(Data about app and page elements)
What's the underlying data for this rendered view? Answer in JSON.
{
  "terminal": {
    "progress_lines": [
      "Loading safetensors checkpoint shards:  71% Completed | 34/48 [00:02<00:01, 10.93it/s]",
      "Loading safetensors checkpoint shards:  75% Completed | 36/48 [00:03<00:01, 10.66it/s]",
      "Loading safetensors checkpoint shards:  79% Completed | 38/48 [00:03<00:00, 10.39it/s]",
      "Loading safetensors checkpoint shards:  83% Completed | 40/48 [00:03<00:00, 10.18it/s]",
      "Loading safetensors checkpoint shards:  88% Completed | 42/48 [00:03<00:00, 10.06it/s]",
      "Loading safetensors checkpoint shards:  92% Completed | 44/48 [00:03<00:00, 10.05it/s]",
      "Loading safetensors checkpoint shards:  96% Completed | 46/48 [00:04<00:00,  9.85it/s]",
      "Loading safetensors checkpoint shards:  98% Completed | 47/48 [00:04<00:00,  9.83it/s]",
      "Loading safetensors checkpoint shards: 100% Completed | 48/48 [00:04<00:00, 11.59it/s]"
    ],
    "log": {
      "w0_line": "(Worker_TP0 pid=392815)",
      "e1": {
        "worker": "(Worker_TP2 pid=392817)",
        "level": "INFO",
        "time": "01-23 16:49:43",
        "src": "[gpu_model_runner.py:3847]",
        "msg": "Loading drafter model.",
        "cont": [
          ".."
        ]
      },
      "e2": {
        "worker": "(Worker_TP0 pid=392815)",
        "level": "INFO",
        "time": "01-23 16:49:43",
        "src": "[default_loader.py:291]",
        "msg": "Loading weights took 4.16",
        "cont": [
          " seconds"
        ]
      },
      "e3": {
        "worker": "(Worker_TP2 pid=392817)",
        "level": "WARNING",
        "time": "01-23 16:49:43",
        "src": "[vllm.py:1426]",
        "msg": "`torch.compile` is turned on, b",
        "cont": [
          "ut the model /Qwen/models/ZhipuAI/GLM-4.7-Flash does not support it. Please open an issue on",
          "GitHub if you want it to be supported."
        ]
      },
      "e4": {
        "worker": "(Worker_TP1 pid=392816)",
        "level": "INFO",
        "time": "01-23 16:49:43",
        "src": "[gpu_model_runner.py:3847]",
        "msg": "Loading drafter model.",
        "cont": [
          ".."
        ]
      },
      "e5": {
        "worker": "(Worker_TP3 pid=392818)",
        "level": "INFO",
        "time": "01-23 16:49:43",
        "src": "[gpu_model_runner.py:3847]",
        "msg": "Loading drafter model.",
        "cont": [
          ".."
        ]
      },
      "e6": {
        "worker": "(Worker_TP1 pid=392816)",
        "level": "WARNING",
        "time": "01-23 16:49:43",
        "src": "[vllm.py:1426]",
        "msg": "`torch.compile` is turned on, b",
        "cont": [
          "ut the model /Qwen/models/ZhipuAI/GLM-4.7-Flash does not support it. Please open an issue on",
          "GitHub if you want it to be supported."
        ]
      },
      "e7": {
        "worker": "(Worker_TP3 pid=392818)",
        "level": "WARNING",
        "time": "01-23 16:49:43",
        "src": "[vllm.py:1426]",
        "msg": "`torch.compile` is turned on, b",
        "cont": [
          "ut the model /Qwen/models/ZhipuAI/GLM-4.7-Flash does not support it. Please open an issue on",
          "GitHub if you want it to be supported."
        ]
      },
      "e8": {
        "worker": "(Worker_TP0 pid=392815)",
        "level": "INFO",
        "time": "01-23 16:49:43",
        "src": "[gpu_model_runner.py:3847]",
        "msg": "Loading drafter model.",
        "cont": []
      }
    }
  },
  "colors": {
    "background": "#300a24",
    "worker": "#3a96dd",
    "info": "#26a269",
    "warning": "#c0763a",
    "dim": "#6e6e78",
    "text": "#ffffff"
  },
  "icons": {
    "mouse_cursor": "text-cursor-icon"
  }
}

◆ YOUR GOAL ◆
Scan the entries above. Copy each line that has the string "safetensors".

◆ OUTPUT FOR THIS EXERCISE ◆
      "Loading safetensors checkpoint shards:  71% Completed | 34/48 [00:02<00:01, 10.93it/s]",
      "Loading safetensors checkpoint shards:  75% Completed | 36/48 [00:03<00:01, 10.66it/s]",
      "Loading safetensors checkpoint shards:  79% Completed | 38/48 [00:03<00:00, 10.39it/s]",
      "Loading safetensors checkpoint shards:  83% Completed | 40/48 [00:03<00:00, 10.18it/s]",
      "Loading safetensors checkpoint shards:  88% Completed | 42/48 [00:03<00:00, 10.06it/s]",
      "Loading safetensors checkpoint shards:  92% Completed | 44/48 [00:03<00:00, 10.05it/s]",
      "Loading safetensors checkpoint shards:  96% Completed | 46/48 [00:04<00:00,  9.85it/s]",
      "Loading safetensors checkpoint shards:  98% Completed | 47/48 [00:04<00:00,  9.83it/s]",
      "Loading safetensors checkpoint shards: 100% Completed | 48/48 [00:04<00:00, 11.59it/s]"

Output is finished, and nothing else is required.